By Joel Wittnebel/The Oshawa Express
While proposed changes may make it easier for developers in Oshawa’s downtown, the amount of money available to them may soon take a hit.
Late last year, Oshawa staff proposed conglomerating their two downtown community improvement plans (CIPs) into one large Urban Growth Centre CIP.
The aim? To have one plan for the entire downtown area, and to have that CIP align with boundaries laid out by the province when they labelled Oshawa’s core as an urban growth centre in 2006.
The designation sets a goal of 200 people and jobs per hectare in the downtown by 2031. Oshawa currently sits between 105 and 110.
The new plan also eliminates the loan programs currently offered to developers through these programs. Previously, the city allowed lenders a savings when their loans were paid back in a timely manner.
“Most of them were taking the loan and paying it back quickly in order to get (savings),” says Paul Ralph, Oshawa’s commissioner of development services.
Loans are also required to be filed as a lien on the property, which means a lot of paperwork on the city’s end. By eliminating the loans and having only grants, it could save staff a lot of work, Ralph says.
“There’s a lot of administrative red tape that we’re avoiding,” he says.
The new plans are also more updated and should be workable for future years, Ralph says.
“It puts in place more up to date programs that are more likely to succeed over time,” he says.
CIPs are put in place to encourage development in certain areas of the city by offering monetary incentives and benefits for building in particular areas. Oshawa currently has five CIPS: one for the university area in the north end, two for the downtown, one for brownfields and one for Simcoe Street South.
Under a new combined plan in the downtown, developers would be fighting over a $60,000 pot of cash, which is also shared by the city’s brownfield CIP.
According to Ralph, once that pot of money is gone, that’s it for CIP incentives for a given year, which he will be asking council to reconsider once the program is up and running.
“Once we get the new community improvement program in place, then we’ll be speaking to council with the 2017 budget to see if there’s an opportunity to increase that $60,000 to something greater,” Ralph says.
For perspective, in the last five years under the city’s Central Business District CIP (one set to be conglomerated under the Urban Growth Centre CIP), the city approved more than $800,000 in different incentives.
With the exception of last year, more than $125,000 was approved every year and more then $214,000 was paid out through 13 different applications in 2013.
For Councillor John Aker, the chair of the development services committee, the time to shovel money into the downtown is over.
“Municipalities usually throw money at a downtown to make it better.

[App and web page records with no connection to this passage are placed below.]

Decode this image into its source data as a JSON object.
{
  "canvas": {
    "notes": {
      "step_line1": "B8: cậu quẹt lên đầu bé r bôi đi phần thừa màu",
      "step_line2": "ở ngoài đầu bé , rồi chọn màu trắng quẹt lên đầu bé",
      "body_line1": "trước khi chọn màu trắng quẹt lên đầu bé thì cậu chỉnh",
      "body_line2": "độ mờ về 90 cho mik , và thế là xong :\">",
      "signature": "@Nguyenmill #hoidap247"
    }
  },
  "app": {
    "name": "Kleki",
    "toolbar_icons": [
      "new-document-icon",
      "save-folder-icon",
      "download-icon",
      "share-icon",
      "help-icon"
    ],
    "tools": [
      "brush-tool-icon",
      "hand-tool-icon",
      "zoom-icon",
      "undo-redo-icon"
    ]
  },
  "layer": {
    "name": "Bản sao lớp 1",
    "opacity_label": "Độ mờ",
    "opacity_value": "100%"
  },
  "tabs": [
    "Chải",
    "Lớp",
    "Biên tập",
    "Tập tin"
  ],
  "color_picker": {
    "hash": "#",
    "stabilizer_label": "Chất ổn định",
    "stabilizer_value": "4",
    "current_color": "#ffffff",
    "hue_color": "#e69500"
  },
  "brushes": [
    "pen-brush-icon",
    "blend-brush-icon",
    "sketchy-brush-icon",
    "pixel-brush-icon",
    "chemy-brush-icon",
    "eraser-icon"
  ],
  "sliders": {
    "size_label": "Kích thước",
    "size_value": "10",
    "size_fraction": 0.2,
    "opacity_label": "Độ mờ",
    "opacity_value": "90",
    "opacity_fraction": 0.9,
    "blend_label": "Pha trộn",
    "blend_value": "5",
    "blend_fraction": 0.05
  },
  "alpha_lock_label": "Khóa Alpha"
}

The Oshawa downtown is now in a strong development mode,” he says. “Strong in every aspect.”
Aker says the new plan will allow for the city to encourage specific types of development in the downtown that is needed, like residential.
“I do not believe we have to throw taxpayers’ dollars at the downtown to improve it,” he says. “I truly believe our downtown is moving forward in a very positive way and the council wants to encourage that forward movement.”
Following a public meeting on the CIPs amalgamating passed on Feb. 28 with no public opposition, the decision is set to go to council on March 21.